While default judgment was entered against the teacher, the State defendants successfully argued that they did not have vicarious liability for the offenses, given the schools were largely under religious control and they had no reason to know of the potential for abuse. O’Keeffe appealed the vicarious liability issue to the Irish Supreme Court, where her appeal was dismissed.
In 2009, O’Keeffe brought her case to the European Court of Human Rights, where she alleged violations of Article 3 of the European Convention, which protects against torture and inhumane or degrading treatment, Article 13, which provides the right to an effective remedy for violations of rights protected in the Convention, Article 8, which covers the respect for private life, Article 14, which protects rights on a basis of non-discrimination, and Article 2 of Protocol 1 to the Convention, which covers the right to education.
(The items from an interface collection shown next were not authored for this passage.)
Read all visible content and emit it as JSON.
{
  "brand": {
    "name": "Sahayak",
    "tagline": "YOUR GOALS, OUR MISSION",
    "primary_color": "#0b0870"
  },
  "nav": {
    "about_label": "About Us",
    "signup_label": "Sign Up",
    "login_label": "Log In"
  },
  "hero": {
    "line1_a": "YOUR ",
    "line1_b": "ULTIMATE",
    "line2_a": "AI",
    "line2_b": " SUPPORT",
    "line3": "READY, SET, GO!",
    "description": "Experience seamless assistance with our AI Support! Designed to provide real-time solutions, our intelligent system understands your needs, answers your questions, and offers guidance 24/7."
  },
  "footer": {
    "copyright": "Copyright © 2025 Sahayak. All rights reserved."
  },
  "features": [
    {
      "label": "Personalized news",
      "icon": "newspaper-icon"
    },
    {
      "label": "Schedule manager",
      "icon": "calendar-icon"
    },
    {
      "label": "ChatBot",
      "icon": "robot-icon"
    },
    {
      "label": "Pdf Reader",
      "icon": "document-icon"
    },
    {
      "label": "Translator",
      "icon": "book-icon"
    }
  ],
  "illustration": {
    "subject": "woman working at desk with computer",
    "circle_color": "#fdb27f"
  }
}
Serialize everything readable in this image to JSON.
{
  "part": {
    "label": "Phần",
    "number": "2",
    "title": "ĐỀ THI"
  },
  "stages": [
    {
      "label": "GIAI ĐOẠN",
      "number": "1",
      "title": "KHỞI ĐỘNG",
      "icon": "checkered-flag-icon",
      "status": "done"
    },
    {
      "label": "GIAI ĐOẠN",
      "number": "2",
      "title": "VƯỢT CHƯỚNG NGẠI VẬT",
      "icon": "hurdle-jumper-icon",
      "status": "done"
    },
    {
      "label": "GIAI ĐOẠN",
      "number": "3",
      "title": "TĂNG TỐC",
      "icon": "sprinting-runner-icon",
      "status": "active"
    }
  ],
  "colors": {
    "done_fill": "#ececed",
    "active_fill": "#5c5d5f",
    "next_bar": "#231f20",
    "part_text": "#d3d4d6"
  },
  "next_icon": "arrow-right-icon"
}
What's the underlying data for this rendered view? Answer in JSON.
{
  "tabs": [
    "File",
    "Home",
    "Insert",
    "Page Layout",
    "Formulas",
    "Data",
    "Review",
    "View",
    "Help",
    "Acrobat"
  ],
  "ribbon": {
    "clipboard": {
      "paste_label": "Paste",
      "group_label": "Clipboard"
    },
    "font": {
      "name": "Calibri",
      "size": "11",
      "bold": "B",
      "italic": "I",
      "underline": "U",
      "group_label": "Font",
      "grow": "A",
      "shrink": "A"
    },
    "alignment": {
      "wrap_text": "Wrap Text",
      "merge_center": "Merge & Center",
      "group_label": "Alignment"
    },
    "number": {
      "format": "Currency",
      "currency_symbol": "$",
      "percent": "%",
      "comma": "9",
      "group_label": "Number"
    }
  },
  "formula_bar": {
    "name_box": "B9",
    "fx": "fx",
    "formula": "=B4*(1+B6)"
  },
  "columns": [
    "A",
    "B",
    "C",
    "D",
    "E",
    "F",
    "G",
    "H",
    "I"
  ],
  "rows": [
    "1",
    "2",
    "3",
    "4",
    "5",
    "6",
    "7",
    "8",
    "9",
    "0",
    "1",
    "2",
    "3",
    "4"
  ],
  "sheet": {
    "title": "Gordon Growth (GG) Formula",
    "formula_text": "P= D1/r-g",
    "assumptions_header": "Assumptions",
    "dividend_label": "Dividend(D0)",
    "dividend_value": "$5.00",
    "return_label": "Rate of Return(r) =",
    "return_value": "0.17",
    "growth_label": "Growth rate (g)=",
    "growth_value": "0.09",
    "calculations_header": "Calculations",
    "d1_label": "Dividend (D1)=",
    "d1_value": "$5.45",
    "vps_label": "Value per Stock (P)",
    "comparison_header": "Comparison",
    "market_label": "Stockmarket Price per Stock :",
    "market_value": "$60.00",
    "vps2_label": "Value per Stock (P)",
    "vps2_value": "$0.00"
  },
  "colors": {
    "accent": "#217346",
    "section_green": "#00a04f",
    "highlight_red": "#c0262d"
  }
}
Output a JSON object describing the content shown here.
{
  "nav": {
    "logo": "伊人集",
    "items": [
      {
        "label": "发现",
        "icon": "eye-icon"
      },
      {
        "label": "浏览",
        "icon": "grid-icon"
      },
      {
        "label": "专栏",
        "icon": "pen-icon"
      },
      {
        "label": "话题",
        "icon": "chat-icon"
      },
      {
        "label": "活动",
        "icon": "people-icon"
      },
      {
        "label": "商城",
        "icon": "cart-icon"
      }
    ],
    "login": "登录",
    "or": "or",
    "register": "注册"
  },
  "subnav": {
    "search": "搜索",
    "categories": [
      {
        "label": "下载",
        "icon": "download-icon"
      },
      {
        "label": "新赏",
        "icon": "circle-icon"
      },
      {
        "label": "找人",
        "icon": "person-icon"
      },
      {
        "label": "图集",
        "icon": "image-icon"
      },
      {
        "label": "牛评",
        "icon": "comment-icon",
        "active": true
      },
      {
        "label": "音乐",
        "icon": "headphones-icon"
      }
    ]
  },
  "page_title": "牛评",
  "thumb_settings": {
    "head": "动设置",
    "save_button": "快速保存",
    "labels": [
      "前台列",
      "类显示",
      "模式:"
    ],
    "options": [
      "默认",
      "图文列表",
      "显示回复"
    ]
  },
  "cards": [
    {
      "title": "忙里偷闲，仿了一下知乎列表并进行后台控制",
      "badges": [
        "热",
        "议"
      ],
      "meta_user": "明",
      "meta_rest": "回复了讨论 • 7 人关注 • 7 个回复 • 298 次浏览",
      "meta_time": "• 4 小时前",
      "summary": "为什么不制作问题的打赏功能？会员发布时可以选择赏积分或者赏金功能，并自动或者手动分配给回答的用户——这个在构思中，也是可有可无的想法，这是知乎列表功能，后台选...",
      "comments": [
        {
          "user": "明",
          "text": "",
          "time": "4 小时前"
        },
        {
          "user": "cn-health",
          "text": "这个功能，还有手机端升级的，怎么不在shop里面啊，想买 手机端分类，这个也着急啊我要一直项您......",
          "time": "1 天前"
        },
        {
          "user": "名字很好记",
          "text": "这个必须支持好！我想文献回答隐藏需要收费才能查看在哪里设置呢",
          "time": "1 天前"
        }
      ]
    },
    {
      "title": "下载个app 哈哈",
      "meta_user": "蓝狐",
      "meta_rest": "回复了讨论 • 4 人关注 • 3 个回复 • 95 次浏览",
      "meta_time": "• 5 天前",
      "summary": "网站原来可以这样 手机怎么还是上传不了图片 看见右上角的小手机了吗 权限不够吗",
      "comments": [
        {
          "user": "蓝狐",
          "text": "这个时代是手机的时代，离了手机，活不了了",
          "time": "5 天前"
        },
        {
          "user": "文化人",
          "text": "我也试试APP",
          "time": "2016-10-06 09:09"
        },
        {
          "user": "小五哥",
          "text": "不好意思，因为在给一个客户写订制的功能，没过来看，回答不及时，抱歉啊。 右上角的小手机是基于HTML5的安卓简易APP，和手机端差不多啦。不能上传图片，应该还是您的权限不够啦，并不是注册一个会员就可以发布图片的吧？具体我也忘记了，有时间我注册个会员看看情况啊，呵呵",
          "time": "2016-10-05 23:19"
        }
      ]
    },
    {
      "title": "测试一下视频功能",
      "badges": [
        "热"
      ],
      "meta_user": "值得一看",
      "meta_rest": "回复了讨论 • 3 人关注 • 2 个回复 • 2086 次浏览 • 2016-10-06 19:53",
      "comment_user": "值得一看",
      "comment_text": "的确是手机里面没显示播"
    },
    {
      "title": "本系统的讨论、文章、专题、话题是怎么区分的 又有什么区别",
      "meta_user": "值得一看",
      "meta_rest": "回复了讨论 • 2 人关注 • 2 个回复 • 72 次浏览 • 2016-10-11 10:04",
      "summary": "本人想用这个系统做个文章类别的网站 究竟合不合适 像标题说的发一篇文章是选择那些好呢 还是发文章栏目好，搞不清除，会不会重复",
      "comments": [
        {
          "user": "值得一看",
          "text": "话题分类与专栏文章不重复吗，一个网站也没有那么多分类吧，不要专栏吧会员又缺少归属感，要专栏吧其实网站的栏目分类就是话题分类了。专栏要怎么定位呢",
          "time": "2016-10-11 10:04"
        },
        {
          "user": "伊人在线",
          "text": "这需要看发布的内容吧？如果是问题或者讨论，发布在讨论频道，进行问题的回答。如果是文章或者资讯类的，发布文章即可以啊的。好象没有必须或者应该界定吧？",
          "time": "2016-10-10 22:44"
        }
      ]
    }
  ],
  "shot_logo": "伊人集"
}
Article 3 (Prohibition of Torture)
The Court first examined the Article 3. O’Keeffe argued that the State knew or should have known of the risk of abuse at schools, and put in place minimal oversight over the National Schools to protect children. Their failure to do so was a violation of the positive obligations of the State to protect against torture and inhumane and degrading treatment. The State first argued the National Schools operated independently and abuse there should not trigger state responsibility. The State further argued that at the time, in the 1970s, when the risk of sexual abuse was not as publicized, they did not have reason to implement an oversight program. In evaluating these arguments, the Court notes the obligatory nature of primary education in Ireland and the fact that the vast majority of children attended National Schools, finding O’Keeffe essentially without other options. The Court also examined the rates of prosecution for sexual abuse and reports on sexual abuse from that time period, concluding the State should have been aware of the risk. Because the State entrusted the education of the majority of Irish children to non-State actors without providing for their protection in any substantive way, the Court found Ireland violated O’Keeffe’s Article 3 rights.
Article 13 (Right to an effective remedy)
The Court next addressed the Article 13 allegation, as to whether or not there were effective remedies available to the petitioner. The State argued that the petitioner should have raised additional arguments in other forums domestically that could have satisfied her complaints. However, the Court found that not all these remedies would have established State responsibility, which is what the petitioner sought, and that the State could not show they would have been successful either. The Court therefore also found a violation of O’Keeffe’s Article 13 rights.
The European Court of Human Rights that there had been a violation of the substantive aspect of Article 3 of the Convention in regards to the State’s failure to fulfill its obligation to protect the applicant. Moreover, it also held, that there has been a violation of Article 13, taken together with the substantive aspect of article 3 of the Convention on account of the lack if an effective remedy as regards the State’s failure to fulfill its obligation to protect the applicant.
However, it determined unanimously, that there has been no violation of the procedural aspect of Article 3 of the Convention. As well as, establishing that there was no need to examine separately the complaints under Article 8 or under Article 2 of Protocol No.1, whether alone or in conjunction with Article 14 of the Convention.
The Court awarded 30,000 euros in damages and 85,000 euros for court costs.